SOUTH PORTLAND — Outside, there were weathered wooden walls without siding and portions covered with asbestos shingles. And a steady row of icicles ringed the roof line.
Inside, there were stained suspended ceiling tiles. Water dripped from where a tile had been removed, into and around a small blue bucket sitting on a saturated tan carpet.
By many standards, the office complex at 148 Ocean St. isn’t a gem. But it is a facility that has generated interest from the city since it went on the market last November.
Four of the city’s seven councilors spent about 30 minutes inspecting the single-story office building the city manager would like the city to purchase for a potential new City Hall.
City Manager Jim Gailey has said the city could be the landlords of the building’s current tenants for the short term, while acquiring a strategic piece of land near City Hall in the Knightville-Mill Creek neighborhood for the long term.
The current City Hall at 25 Cottage Road was built in 1898. A 2009 facilities assessment indicated the walls are “full of mold and mildew,” the floors have asbestos tiles and the roof leaks.
Gailey has said buying the 7,100-square-foot neighboring building would be a strategic purchase – much like city’s purchase of the former Inness Photo building – if the city ever wants to build a new city hall.
The office building at 148 Ocean St., built in 1940, sits on about a third of an acre of land. It has an assessed value of $480,600, but the sellers are asking $499,000.
Gailey said the city’s building inspector could find no major, obvious code violations.
Councilors were mostly quiet throughout the tour, led by Joseph Porta, a real estate broker from CBRE-The Boulos Co. They mostly questioned the condition of the building’s roof and ventilation system.
Porta said the rubber roof was deemed to be in good condition when inspected by a contractor, and that the leaks in the roof are the result of inadequate flashing around the edges.
A musty smell pervaded one of the rooms used by the building’s current owner, the Riverview Foundation, a nature-based martial arts group. Water stains were discernible on many ceiling tiles.
“It certainly needs a little help,” Councilor Maxine Beecher said.
Additional water stains were visible in one of the empty offices.
“Water, water everywhere,” Councilor Alan Livingston said.
Porta said the Riverside Foundation is selling the property so it will no longer be responsible for its upkeep.
“That’s part of why they’re selling it,” Porta said. “They’re not professional landlords. They’d rather just be a tenant.”
Porta said the group would agree to stay for at least five years as a tenant, or vacate the property.
He also said the building is generating “moderate” but “genuine interest” among potential buyers.
According to real estate documents, the building, whose tenants include a State Farm insurance office and Mullen’s Driving Academy, costs about $29,000 to operate annually, but generates $40,000 in revenue.
Councilors seemed impressed with the insurance office, which was more modern, bright and clean.
Realtors estimate that another $15,500 could be generated by leasing two vacant offices totaling more than 1,500 square feet.
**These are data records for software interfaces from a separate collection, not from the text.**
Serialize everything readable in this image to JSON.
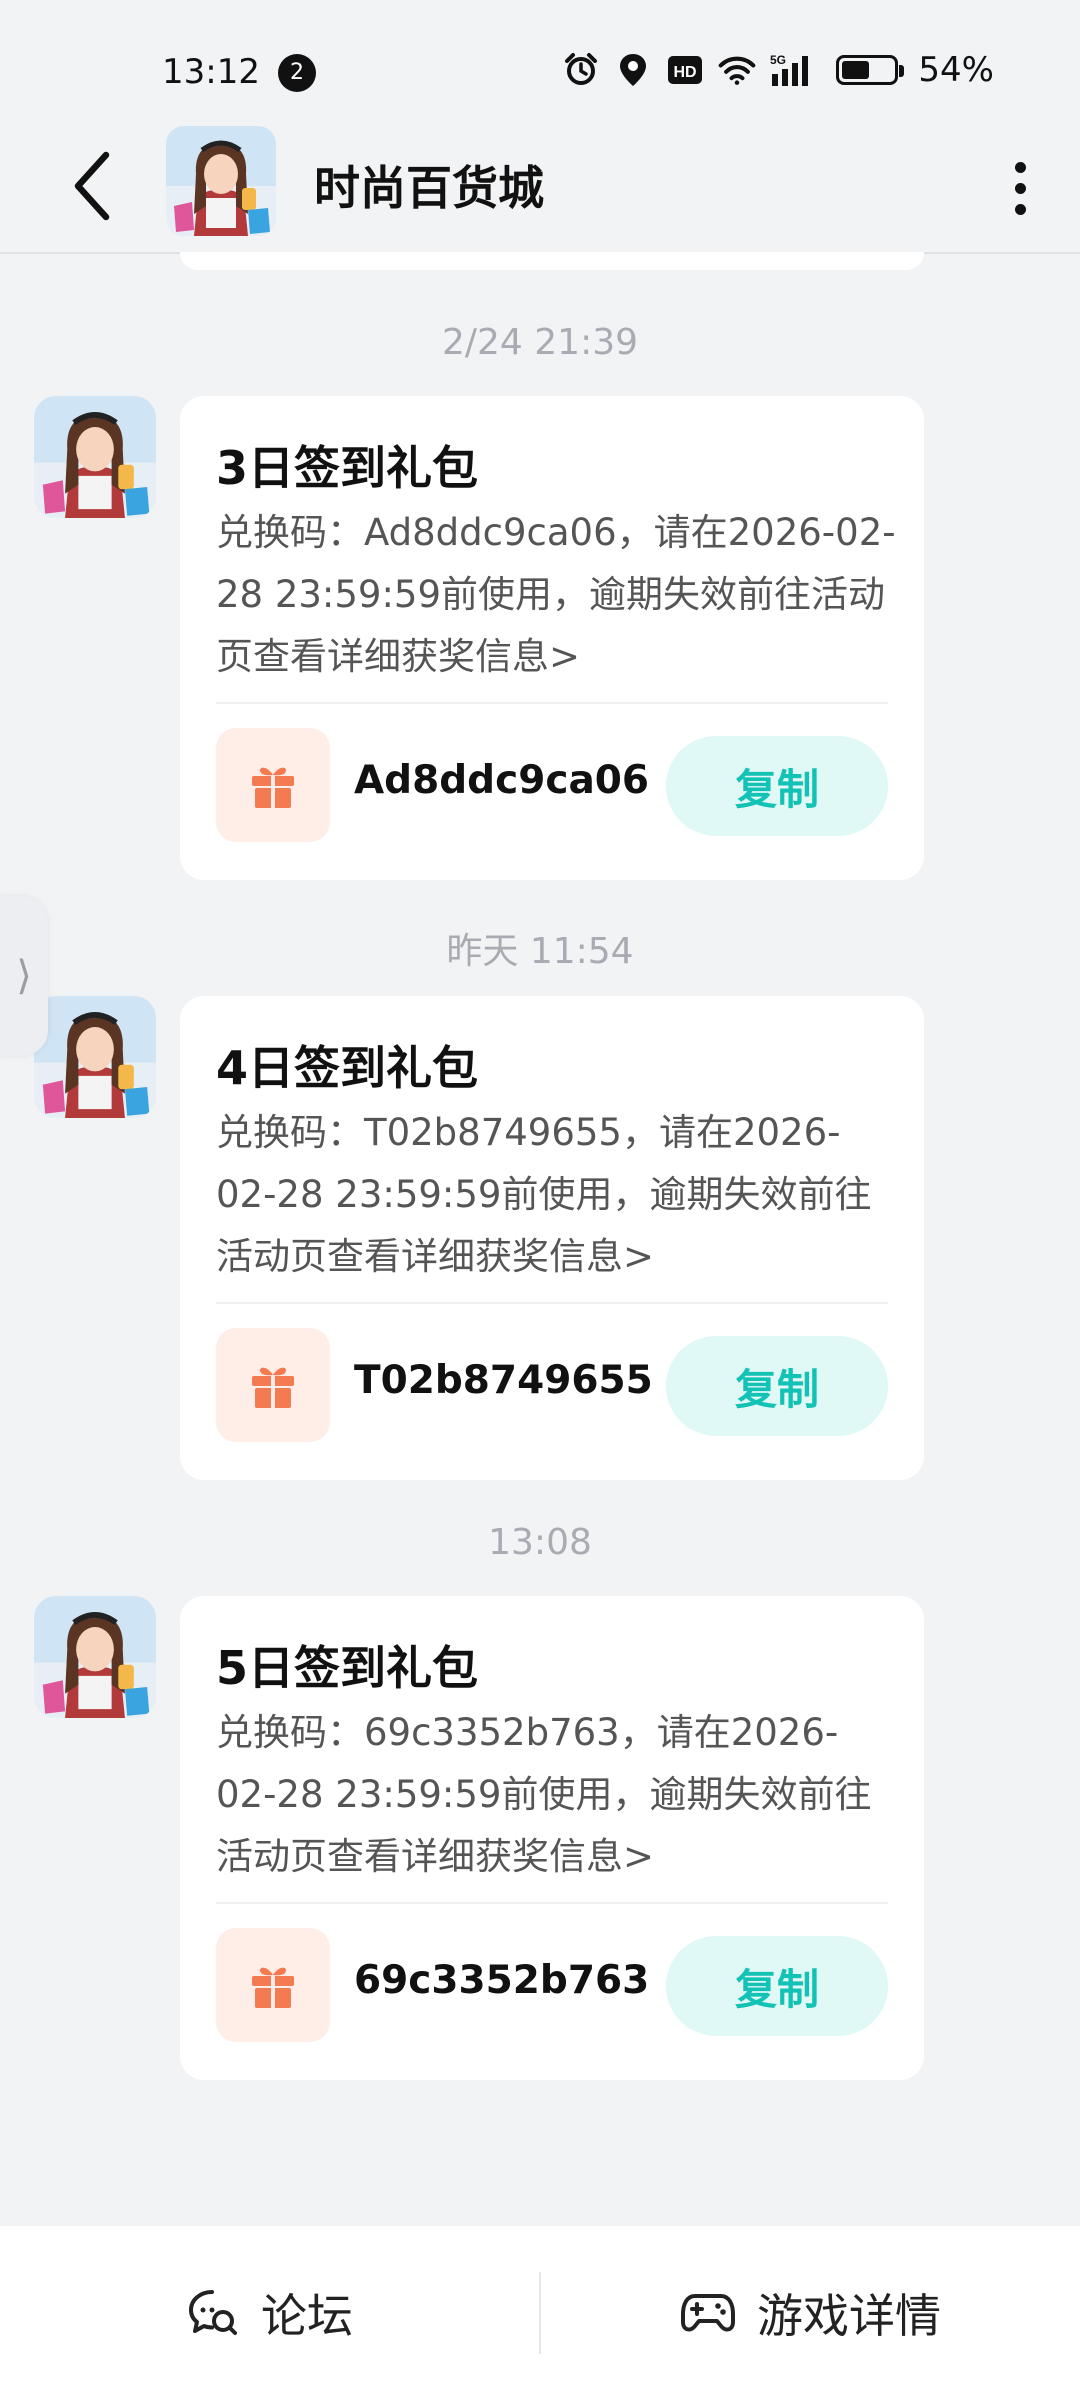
{
  "status_bar": {
    "time": "13:12",
    "notification_count": "2",
    "battery": "54%",
    "battery_level": 0.54,
    "icons": [
      "alarm-icon",
      "location-icon",
      "hd-icon",
      "wifi-icon",
      "5g-signal-icon",
      "battery-icon"
    ]
  },
  "header": {
    "title": "时尚百货城"
  },
  "messages": [
    {
      "timestamp": "2/24  21:39",
      "title": "3日签到礼包",
      "body": "兑换码：Ad8ddc9ca06，请在2026-02-28 23:59:59前使用，逾期失效前往活动页查看详细获奖信息>",
      "code": "Ad8ddc9ca06",
      "copy_label": "复制"
    },
    {
      "timestamp": "昨天  11:54",
      "title": "4日签到礼包",
      "body": "兑换码：T02b8749655，请在2026-02-28 23:59:59前使用，逾期失效前往活动页查看详细获奖信息>",
      "code": "T02b8749655",
      "copy_label": "复制"
    },
    {
      "timestamp": "13:08",
      "title": "5日签到礼包",
      "body": "兑换码：69c3352b763，请在2026-02-28 23:59:59前使用，逾期失效前往活动页查看详细获奖信息>",
      "code": "69c3352b763",
      "copy_label": "复制"
    }
  ],
  "side_handle": "⟩",
  "bottom_nav": {
    "forum_label": "论坛",
    "game_details_label": "游戏详情"
  },
  "colors": {
    "accent": "#12c2b4",
    "copy_bg": "#e0f8f6",
    "gift": "#f47a52",
    "gift_bg": "#ffeee8",
    "page_bg": "#f2f3f5"
  }
}
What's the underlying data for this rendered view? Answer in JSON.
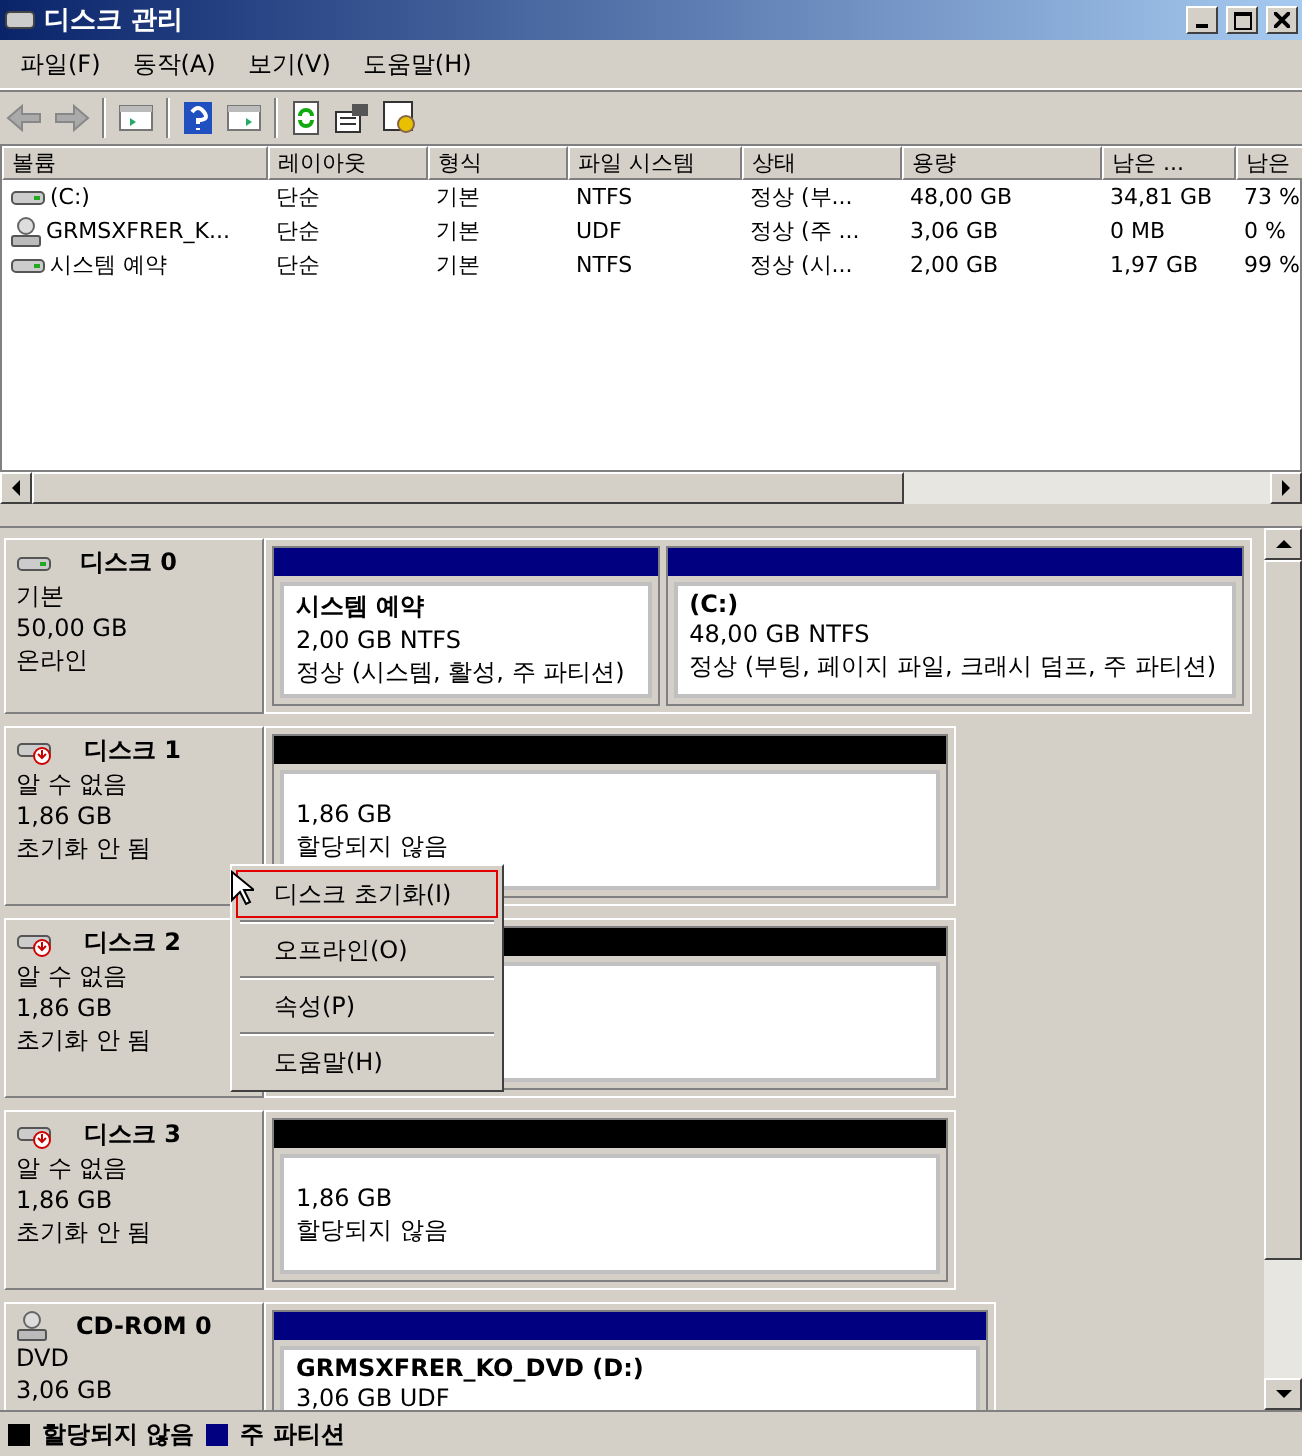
{
  "window": {
    "title": "디스크 관리"
  },
  "menu": [
    "파일(F)",
    "동작(A)",
    "보기(V)",
    "도움말(H)"
  ],
  "volumes": {
    "columns": [
      "볼륨",
      "레이아웃",
      "형식",
      "파일 시스템",
      "상태",
      "용량",
      "남은 ...",
      "남은"
    ],
    "rows": [
      {
        "kind": "disk",
        "cells": [
          "(C:)",
          "단순",
          "기본",
          "NTFS",
          "정상 (부...",
          "48,00 GB",
          "34,81 GB",
          "73 %"
        ]
      },
      {
        "kind": "cdrom",
        "cells": [
          "GRMSXFRER_K...",
          "단순",
          "기본",
          "UDF",
          "정상 (주 ...",
          "3,06 GB",
          "0 MB",
          "0 %"
        ]
      },
      {
        "kind": "disk",
        "cells": [
          "시스템 예약",
          "단순",
          "기본",
          "NTFS",
          "정상 (시...",
          "2,00 GB",
          "1,97 GB",
          "99 %"
        ]
      }
    ]
  },
  "disks": [
    {
      "kind": "basic",
      "name": "디스크 0",
      "lines": [
        "기본",
        "50,00 GB",
        "온라인"
      ],
      "partitions": [
        {
          "color": "#000080",
          "title": "시스템 예약",
          "lines": [
            "2,00 GB NTFS",
            "정상 (시스템, 활성, 주 파티션)"
          ]
        },
        {
          "color": "#000080",
          "title": "(C:)",
          "lines": [
            "48,00 GB NTFS",
            "정상 (부팅, 페이지 파일, 크래시 덤프, 주 파티션)"
          ]
        }
      ]
    },
    {
      "kind": "uninitialized",
      "name": "디스크 1",
      "lines": [
        "알 수 없음",
        "1,86 GB",
        "초기화 안 됨"
      ],
      "partitions": [
        {
          "color": "#000000",
          "lines": [
            "1,86 GB",
            "할당되지 않음"
          ]
        }
      ]
    },
    {
      "kind": "uninitialized",
      "name": "디스크 2",
      "lines": [
        "알 수 없음",
        "1,86 GB",
        "초기화 안 됨"
      ],
      "partitions": [
        {
          "color": "#000000"
        }
      ]
    },
    {
      "kind": "uninitialized",
      "name": "디스크 3",
      "lines": [
        "알 수 없음",
        "1,86 GB",
        "초기화 안 됨"
      ],
      "partitions": [
        {
          "color": "#000000",
          "lines": [
            "1,86 GB",
            "할당되지 않음"
          ]
        }
      ]
    },
    {
      "kind": "cdrom",
      "name": "CD-ROM 0",
      "lines": [
        "DVD",
        "3,06 GB"
      ],
      "partitions": [
        {
          "color": "#000080",
          "title": "GRMSXFRER_KO_DVD  (D:)",
          "lines": [
            "3,06 GB UDF"
          ]
        }
      ]
    }
  ],
  "context_menu": [
    {
      "label": "디스크 초기화(I)",
      "selected": true
    },
    {
      "label": "오프라인(O)",
      "selected": false
    },
    {
      "label": "속성(P)",
      "selected": false
    },
    {
      "label": "도움말(H)",
      "selected": false
    }
  ],
  "legend": [
    {
      "label": "할당되지 않음",
      "color": "#000000"
    },
    {
      "label": "주 파티션",
      "color": "#000080"
    }
  ]
}
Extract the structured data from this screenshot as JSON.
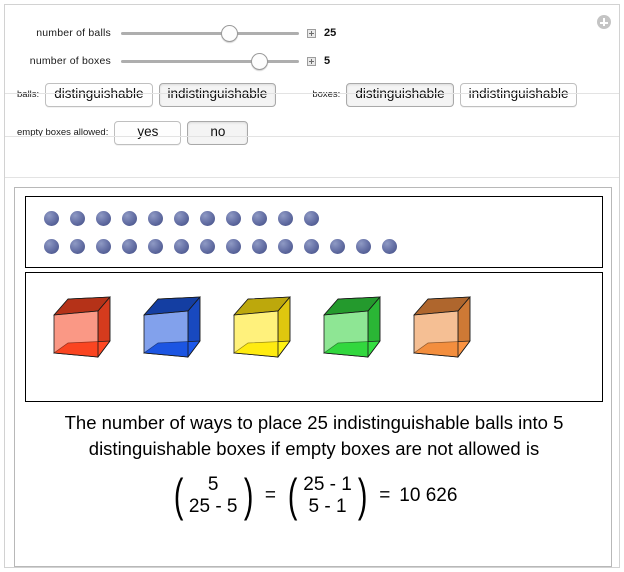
{
  "window": {
    "add_control_icon": "plus-circle-icon"
  },
  "controls": {
    "sliders": [
      {
        "label": "number of balls",
        "value": "25",
        "min": 1,
        "max": 40,
        "fraction": 0.62,
        "stepper_icon": "plus-box-icon"
      },
      {
        "label": "number of boxes",
        "value": "5",
        "min": 1,
        "max": 12,
        "fraction": 0.81,
        "stepper_icon": "plus-box-icon"
      }
    ],
    "setters": [
      {
        "label": "balls:",
        "options": [
          "distinguishable",
          "indistinguishable"
        ],
        "selected": "indistinguishable"
      },
      {
        "label": "boxes:",
        "options": [
          "distinguishable",
          "indistinguishable"
        ],
        "selected": "distinguishable"
      }
    ],
    "empty_boxes": {
      "label": "empty boxes allowed:",
      "options": [
        "yes",
        "no"
      ],
      "selected": "no"
    }
  },
  "output": {
    "balls": {
      "total": 25,
      "row1_count": 11,
      "row2_count": 14,
      "color": "#5b6699"
    },
    "boxes": {
      "count": 5,
      "colors": [
        "#e8401f",
        "#1a4fd0",
        "#f2d810",
        "#2ec63a",
        "#e0833a"
      ]
    },
    "result_line1": "The number of ways to place 25 indistinguishable balls into 5",
    "result_line2": "distinguishable boxes if empty boxes are not allowed is",
    "formula": {
      "left_top": "5",
      "left_bottom": "25 - 5",
      "equals1": "=",
      "right_top": "25 - 1",
      "right_bottom": "5 - 1",
      "equals2": "=",
      "answer": "10 626"
    }
  }
}
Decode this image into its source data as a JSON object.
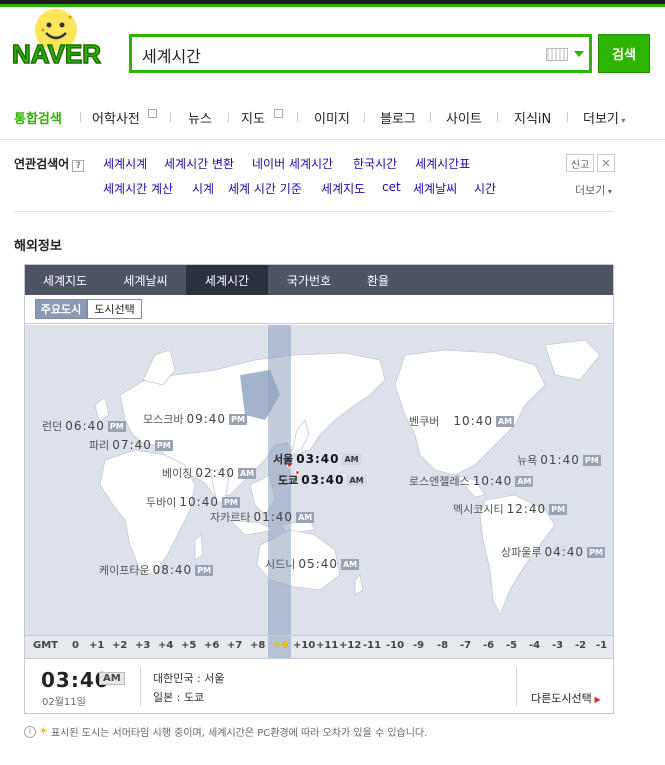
{
  "logo": {
    "text": "NAVER"
  },
  "search": {
    "value": "세계시간",
    "button": "검색"
  },
  "nav": {
    "items": [
      "통합검색",
      "어학사전",
      "뉴스",
      "지도",
      "이미지",
      "블로그",
      "사이트",
      "지식iN",
      "더보기"
    ],
    "active": "통합검색"
  },
  "related": {
    "heading": "연관검색어",
    "help": "?",
    "row1": [
      "세계시계",
      "세계시간 변환",
      "네이버 세계시간",
      "한국시간",
      "세계시간표"
    ],
    "row2": [
      "세계시간 계산",
      "시계",
      "세계 시간 기준",
      "세계지도",
      "cet",
      "세계날씨",
      "시간"
    ],
    "report": "신고",
    "more": "더보기"
  },
  "section_title": "해외정보",
  "widget": {
    "tabs": [
      "세계지도",
      "세계날씨",
      "세계시간",
      "국가번호",
      "환율"
    ],
    "active_tab": "세계시간",
    "subtabs": [
      "주요도시",
      "도시선택"
    ],
    "active_subtab": "주요도시",
    "cities": [
      {
        "name": "모스크바",
        "time": "09:40",
        "ampm": "PM"
      },
      {
        "name": "런던",
        "time": "06:40",
        "ampm": "PM"
      },
      {
        "name": "파리",
        "time": "07:40",
        "ampm": "PM"
      },
      {
        "name": "베이징",
        "time": "02:40",
        "ampm": "AM"
      },
      {
        "name": "두바이",
        "time": "10:40",
        "ampm": "PM"
      },
      {
        "name": "자카르타",
        "time": "01:40",
        "ampm": "AM"
      },
      {
        "name": "케이프타운",
        "time": "08:40",
        "ampm": "PM"
      },
      {
        "name": "서울",
        "time": "03:40",
        "ampm": "AM"
      },
      {
        "name": "도쿄",
        "time": "03:40",
        "ampm": "AM"
      },
      {
        "name": "시드니",
        "time": "05:40",
        "ampm": "AM"
      },
      {
        "name": "벤쿠버",
        "time": "10:40",
        "ampm": "AM"
      },
      {
        "name": "뉴욕",
        "time": "01:40",
        "ampm": "PM"
      },
      {
        "name": "로스엔젤레스",
        "time": "10:40",
        "ampm": "AM"
      },
      {
        "name": "멕시코시티",
        "time": "12:40",
        "ampm": "PM"
      },
      {
        "name": "상파울루",
        "time": "04:40",
        "ampm": "PM"
      }
    ],
    "gmt_label": "GMT",
    "gmt_offsets": [
      "0",
      "+1",
      "+2",
      "+3",
      "+4",
      "+5",
      "+6",
      "+7",
      "+8",
      "+9",
      "+10",
      "+11",
      "+12",
      "-11",
      "-10",
      "-9",
      "-8",
      "-7",
      "-6",
      "-5",
      "-4",
      "-3",
      "-2",
      "-1"
    ],
    "current_offset": "+9",
    "current": {
      "time": "03:40",
      "ampm": "AM",
      "date": "02월11일",
      "country_line": "대한민국 : 서울",
      "city_line": "일본 : 도쿄",
      "other_city": "다른도시선택"
    }
  },
  "note": "표시된 도시는 서머타임 시행 중이며, 세계시간은 PC환경에 따라 오차가 있을 수 있습니다.",
  "colors": {
    "brand": "#2db400",
    "tab_bar": "#4d5462",
    "map_bg": "#dde1ea",
    "land": "#ffffff"
  }
}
But Councilor Tom Blake, who owns several rental properties, questioned the profitability of the building.
“The positive cash flow did surprise me, especially in this market and with two vacancies,” Blake said.
Gailey said he would meet with the mayor to schedule another workshop on the building.
If the council is still interested, detailed negotiations would take place privately, he said.
Randy Billings can be reached at 781-3661 ext. 100 or email@example.com
City Councilor Maxine Beecher surveys water damage in an entryway of 148 Ocean St. in South Portland, while City Manager Jim Gailey investigates the leaky roof.
The office building at 148 Ocean St. in South Portland, which is up for sale and is generating some interest from the city, which is seeking land for a potential new city hall. The existing City Hall is in the background, right.
Real estate broker Joseph Porta, left, shows City Councilor Patti Smith the exterior of 148 Ocean St. in South Portland.